CSE 121 Spring 2003 Project 1
Due 22 April 2003
This assignment is to help you become familiar with the C coding environment
and to build a data abstraction needed for future projects. Specifically,
you are asked to build the data abstraction of a queue manager. This should
be able to maintain a queue of arbitrary objects. Your abstraction will
allow one to create a new queue, destroy a queue, insert a value at the
end of a queue, return the first object from a queue, and determine (nondestructively)
whether or not a queue contains any elements.
We will provide you with a standard header file, called queue.h,
which you should #include in your program. You will probably
want to augment the header file to include your own definitions, but
you should leave what is there unchanged.
The header file provides the following definitions:
any_ptr: This type is useful for managing objects whose type you
don't want to declare. Any kind of pointer; for example, (char *), (int
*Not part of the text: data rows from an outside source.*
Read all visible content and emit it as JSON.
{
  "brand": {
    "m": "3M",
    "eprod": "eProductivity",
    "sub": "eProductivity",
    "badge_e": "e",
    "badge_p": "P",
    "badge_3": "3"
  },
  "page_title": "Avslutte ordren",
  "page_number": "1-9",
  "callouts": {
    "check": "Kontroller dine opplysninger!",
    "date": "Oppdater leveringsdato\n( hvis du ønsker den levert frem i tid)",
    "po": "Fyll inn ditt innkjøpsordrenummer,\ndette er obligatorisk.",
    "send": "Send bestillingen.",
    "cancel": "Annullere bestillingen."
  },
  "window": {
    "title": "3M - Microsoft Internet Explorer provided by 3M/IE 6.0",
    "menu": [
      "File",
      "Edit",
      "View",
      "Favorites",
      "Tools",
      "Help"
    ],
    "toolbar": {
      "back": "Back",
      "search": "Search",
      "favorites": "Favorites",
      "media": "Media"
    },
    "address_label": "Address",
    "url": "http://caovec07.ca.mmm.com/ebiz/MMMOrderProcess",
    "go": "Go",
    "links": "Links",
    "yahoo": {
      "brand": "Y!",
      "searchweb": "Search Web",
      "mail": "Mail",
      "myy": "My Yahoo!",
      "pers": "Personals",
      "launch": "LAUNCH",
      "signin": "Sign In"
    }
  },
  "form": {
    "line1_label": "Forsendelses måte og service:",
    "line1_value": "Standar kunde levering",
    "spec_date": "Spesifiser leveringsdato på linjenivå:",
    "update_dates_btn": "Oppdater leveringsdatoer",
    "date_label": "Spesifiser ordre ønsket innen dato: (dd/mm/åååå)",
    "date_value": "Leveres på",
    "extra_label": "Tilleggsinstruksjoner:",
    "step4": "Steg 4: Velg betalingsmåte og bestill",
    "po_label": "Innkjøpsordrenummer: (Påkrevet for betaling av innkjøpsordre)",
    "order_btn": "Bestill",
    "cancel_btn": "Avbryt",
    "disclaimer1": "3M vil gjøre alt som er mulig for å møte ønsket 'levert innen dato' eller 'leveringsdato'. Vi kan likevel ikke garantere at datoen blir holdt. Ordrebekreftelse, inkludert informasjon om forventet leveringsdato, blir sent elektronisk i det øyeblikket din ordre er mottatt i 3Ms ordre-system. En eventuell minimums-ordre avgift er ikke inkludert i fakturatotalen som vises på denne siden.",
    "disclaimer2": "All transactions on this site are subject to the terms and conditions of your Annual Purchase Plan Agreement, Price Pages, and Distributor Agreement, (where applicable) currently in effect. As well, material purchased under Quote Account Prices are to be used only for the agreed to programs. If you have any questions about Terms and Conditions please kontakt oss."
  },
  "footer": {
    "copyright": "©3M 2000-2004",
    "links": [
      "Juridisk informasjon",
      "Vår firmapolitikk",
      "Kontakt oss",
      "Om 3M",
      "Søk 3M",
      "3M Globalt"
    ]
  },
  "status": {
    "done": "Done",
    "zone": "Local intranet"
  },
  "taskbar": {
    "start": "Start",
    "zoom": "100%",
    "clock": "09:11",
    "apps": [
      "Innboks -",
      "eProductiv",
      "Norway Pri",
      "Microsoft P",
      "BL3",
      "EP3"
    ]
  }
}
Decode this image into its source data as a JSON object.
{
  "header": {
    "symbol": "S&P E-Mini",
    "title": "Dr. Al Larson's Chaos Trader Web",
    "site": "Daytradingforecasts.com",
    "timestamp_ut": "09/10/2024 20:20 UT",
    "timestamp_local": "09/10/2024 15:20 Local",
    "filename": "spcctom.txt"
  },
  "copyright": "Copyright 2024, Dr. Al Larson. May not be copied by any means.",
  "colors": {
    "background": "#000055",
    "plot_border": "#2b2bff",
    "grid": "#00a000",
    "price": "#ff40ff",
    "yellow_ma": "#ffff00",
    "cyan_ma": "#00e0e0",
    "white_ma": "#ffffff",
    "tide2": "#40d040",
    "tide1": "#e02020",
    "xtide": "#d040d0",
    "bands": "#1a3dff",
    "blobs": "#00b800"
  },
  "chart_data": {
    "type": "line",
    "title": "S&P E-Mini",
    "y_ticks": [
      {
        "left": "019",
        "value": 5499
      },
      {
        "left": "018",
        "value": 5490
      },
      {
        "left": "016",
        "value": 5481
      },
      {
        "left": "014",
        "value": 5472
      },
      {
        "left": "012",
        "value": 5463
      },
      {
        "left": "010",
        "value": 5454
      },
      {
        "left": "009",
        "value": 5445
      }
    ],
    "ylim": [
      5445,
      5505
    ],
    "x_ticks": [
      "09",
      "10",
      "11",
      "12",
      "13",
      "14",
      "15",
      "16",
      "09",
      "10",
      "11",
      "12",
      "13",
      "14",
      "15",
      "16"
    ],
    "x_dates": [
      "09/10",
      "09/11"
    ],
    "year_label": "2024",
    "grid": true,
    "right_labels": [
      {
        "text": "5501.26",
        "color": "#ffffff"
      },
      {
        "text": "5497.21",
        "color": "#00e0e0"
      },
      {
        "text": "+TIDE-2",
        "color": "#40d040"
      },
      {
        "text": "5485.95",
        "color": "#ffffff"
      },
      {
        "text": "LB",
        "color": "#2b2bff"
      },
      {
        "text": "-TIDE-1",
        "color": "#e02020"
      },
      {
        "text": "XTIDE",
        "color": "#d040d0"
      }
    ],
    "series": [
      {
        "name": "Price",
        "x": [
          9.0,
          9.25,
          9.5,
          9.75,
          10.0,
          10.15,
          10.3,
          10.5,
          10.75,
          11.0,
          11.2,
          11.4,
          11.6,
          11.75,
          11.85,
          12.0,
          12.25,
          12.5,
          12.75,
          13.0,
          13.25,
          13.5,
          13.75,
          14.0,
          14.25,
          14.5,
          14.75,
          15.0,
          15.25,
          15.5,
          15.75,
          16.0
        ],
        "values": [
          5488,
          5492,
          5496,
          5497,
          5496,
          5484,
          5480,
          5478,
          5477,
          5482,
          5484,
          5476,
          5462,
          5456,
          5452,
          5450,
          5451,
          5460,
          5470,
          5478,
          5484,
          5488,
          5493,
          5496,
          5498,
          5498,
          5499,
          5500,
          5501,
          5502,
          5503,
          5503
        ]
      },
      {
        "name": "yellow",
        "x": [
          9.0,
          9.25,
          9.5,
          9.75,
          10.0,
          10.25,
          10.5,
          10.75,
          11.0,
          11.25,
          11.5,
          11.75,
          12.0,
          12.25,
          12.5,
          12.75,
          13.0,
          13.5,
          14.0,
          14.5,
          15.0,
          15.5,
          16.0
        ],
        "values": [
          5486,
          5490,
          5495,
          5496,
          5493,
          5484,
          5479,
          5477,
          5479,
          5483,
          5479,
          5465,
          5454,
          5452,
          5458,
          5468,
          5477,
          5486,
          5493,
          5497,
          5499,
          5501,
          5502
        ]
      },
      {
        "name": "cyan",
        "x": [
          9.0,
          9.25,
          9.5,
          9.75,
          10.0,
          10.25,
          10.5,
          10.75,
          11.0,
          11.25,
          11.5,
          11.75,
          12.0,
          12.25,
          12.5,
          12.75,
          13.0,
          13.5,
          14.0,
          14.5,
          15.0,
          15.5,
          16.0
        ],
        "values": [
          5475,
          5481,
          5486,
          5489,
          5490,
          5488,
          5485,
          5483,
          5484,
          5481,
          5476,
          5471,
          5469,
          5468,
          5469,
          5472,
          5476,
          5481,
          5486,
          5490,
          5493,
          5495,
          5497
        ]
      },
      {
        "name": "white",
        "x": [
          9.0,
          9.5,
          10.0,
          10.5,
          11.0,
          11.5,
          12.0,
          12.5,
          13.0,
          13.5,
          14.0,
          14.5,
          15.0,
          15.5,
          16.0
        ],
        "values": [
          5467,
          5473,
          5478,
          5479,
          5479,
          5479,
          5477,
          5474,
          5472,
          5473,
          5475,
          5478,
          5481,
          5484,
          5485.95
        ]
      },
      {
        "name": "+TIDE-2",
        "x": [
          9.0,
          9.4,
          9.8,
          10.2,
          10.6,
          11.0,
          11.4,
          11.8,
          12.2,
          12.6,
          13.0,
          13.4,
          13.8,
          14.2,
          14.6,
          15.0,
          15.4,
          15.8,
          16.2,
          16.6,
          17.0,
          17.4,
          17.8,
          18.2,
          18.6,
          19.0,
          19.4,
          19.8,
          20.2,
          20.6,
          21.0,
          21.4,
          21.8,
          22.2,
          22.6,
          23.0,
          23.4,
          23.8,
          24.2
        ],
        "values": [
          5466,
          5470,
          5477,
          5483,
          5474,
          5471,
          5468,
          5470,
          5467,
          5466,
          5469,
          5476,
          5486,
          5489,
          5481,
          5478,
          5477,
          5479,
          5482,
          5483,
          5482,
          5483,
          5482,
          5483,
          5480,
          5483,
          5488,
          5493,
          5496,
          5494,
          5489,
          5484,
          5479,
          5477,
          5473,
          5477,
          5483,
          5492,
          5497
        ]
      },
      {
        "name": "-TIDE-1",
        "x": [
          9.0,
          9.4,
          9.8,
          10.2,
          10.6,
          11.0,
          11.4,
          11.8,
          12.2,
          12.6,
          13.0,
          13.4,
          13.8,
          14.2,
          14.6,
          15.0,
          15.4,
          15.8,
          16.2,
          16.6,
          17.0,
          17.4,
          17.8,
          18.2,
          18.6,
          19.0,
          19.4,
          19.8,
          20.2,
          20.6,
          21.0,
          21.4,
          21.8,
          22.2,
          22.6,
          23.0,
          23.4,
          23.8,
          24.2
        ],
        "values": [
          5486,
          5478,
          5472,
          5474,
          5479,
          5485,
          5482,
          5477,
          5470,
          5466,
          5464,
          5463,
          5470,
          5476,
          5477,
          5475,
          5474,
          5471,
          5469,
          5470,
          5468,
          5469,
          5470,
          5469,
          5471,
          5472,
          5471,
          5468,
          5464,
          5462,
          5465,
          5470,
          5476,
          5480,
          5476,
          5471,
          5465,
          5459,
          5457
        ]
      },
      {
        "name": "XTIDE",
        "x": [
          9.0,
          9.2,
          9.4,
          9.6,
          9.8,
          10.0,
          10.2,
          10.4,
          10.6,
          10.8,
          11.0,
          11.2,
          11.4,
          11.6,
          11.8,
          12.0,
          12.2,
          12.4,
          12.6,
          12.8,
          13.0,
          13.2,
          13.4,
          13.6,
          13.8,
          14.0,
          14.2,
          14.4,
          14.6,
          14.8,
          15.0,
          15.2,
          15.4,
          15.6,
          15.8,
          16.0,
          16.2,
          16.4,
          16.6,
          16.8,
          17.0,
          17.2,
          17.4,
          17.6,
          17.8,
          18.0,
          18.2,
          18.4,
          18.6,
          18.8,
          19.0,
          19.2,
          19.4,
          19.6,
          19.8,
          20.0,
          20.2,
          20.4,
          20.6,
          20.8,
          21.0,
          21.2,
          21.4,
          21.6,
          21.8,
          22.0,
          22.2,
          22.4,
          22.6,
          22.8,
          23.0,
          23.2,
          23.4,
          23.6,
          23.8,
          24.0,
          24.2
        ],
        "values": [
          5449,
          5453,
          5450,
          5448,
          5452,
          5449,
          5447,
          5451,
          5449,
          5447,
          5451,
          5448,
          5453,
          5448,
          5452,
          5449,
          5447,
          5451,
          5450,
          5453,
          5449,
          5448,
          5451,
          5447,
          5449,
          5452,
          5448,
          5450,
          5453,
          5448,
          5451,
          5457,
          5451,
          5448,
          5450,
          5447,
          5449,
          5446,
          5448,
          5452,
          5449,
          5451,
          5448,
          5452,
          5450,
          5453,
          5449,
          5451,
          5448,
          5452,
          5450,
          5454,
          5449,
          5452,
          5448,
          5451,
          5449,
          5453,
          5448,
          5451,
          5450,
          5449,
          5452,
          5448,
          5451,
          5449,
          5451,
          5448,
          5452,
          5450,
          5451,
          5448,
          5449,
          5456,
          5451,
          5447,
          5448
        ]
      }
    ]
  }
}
*), etc., can be cast to an any_ptr, and vice versa.
Boolean: This type can have two values, TRUE (1) and FALSE (0).
At the minimum you must write the routines described below. Their type
signatures are defined in queue.h.
This routine returns a newly allocated, empty queue.
void q_destroy(Queue q)
This routine destroys the queue, freeing up any memory allocated for it
and its parts. After this function, q is no longer a legal queue.
Note that if q is not empty, and contains dynamically allocated objects,
these will not get freed. Thus it is better to empty the queue via a loop
before calling here.
Boolean q_is_empty(Queue q)
Given a queue, this routine returns TRUE if q is empty, and FALSE
void q_insert(Queue q, any_ptr obj)
This routine places obj onto the end of q.
any_ptr q_remove (Queue q)
Returns NULL if q is empty. Otherwise, removes the first object from the
head of q, and returns it.
We will link a test program to your module(s) to test the required operations.
That is why we have provided you with the definitions in queue.h:
by including this header file, we will be able to test your package.
The test module, which includes main(), will be available for
public use in one week. When you hand in your program, your makefile should
link your modules with our test module to create an executable.
This project is simple enough that we will only need a short document describing
your implementation. This document should be in the form of a README file
that describes your package and how it behaves (both under normal and under
You will turn in the project using turnin. The due date is 11:59
PM on Tuesday, 22 April 2003. Further details on how to turn in will be
posted to discus.
We will not accept late projects.